Before that, the absence of a federal response “left cities and states to go off on their own and make decisions for themselves,” according to Nichols. “Many chose the economy over public health—and they put off social distancing with fateful results…. There’s no business-as-usual during a pandemic.”
If you have time, give Mozes’ article a read. I’m quoting from it heavily because of the remarkable parallels between the pandemic beliefs and responses in 1918 and 2020.
5. A second (and third) wave of infections occurred (& are currently predicted).
– In the 1918 Flu pandemic, there was a second wave in the U.S. between September and November, which was highly fatal and responsible for most of the deaths attributed to the pandemic.
Continued Social Distancing, Increased Testing and Contact Tracing are Necessary
The comparison above is alarming, as is the sheer number of people infected with COVID-19 and the number who have succumbed to this disease.

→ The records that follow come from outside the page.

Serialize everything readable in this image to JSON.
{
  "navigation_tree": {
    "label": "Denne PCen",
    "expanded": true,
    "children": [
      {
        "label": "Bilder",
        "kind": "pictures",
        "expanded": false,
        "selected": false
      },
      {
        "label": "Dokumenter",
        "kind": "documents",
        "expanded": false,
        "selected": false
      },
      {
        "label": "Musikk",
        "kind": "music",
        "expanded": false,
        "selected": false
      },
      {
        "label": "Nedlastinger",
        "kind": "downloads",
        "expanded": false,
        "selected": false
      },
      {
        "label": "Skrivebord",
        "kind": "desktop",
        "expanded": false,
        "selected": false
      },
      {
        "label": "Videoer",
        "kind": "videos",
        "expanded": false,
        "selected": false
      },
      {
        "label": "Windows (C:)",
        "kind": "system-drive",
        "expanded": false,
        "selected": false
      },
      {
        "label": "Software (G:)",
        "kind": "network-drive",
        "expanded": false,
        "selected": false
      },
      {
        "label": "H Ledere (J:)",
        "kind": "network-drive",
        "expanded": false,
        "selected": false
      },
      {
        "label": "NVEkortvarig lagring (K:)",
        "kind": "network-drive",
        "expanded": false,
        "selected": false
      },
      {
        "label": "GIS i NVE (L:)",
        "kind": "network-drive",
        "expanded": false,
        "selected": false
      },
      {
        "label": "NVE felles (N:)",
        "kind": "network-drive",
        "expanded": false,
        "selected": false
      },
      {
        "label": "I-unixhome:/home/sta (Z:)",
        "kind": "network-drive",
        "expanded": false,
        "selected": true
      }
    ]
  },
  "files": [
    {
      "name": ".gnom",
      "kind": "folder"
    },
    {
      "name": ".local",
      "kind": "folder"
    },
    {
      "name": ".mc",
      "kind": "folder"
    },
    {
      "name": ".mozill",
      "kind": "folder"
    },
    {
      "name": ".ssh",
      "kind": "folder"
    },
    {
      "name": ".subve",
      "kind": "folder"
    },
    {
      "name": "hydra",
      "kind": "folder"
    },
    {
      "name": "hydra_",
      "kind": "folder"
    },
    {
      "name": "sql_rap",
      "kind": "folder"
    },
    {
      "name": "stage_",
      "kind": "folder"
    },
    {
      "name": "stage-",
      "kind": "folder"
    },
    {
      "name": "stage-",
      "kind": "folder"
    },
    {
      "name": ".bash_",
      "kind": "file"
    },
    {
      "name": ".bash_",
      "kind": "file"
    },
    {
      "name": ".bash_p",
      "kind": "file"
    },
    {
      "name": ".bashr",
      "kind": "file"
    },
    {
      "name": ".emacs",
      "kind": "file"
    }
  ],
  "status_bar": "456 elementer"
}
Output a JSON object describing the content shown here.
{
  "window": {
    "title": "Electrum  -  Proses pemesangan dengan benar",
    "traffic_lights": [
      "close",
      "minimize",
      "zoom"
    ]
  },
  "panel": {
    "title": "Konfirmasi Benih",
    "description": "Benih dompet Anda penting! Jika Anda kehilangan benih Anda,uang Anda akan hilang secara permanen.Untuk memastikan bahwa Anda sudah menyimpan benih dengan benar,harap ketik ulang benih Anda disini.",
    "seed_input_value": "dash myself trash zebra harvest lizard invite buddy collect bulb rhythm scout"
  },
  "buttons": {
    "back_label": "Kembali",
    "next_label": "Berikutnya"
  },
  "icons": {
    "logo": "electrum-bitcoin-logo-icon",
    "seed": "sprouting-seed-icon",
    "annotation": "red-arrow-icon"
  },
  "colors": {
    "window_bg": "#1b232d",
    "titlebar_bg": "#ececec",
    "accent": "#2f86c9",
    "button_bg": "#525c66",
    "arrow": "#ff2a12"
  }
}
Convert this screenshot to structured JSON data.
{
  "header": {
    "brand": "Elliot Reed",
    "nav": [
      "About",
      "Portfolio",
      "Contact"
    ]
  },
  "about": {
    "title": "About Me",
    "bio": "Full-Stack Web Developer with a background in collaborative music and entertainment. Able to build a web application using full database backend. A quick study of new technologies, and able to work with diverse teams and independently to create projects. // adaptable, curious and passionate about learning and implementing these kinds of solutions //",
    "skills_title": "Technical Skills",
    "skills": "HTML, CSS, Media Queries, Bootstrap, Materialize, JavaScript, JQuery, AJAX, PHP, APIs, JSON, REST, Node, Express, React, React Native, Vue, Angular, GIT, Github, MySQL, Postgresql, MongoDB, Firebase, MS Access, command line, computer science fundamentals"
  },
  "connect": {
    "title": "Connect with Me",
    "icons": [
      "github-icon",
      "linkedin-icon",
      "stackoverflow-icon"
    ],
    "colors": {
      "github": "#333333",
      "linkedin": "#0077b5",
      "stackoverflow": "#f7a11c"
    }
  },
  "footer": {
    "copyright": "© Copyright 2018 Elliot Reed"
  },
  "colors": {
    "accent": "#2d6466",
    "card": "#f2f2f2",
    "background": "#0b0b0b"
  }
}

The importance of continued social distancing, increased testing and contact tracing (individuals exposed to infected people)—as well as socio-economic support and funding, cannot be overstated.
In order for most people to feel comfortable re-engaging in society, widescale testing for everyone—including people who are sick, have had exposure to someone with a positive test, are asymptomatic carriers (a positive test with no symptoms) and those with antibodies (indicating your immune system has seen coronavirus)—is a must.
COVID-19 is a novel (new) virus and although we’re learning more about it every day, we still don’t know everything there is to know about this disease.
Even still, there is a middle ground between “never leaving the house” due to fear, and thinking this pandemic is “no big deal” due to a lack of understanding or knowledge (I couldn’t disagree more with this belief).
That middle ground involves staying informed and doing what we know works (hand washing and social distancing).
As we continue our efforts to combat COVID-19, we need to base our decisions on science, data, and the facts—as well as the advice of the medical professionals who have experience with this disease.
Learning From the Past
Remembering and examining our history helps us to learn from the past and can provide a framework for obtainable lessons in the present—if we are willing.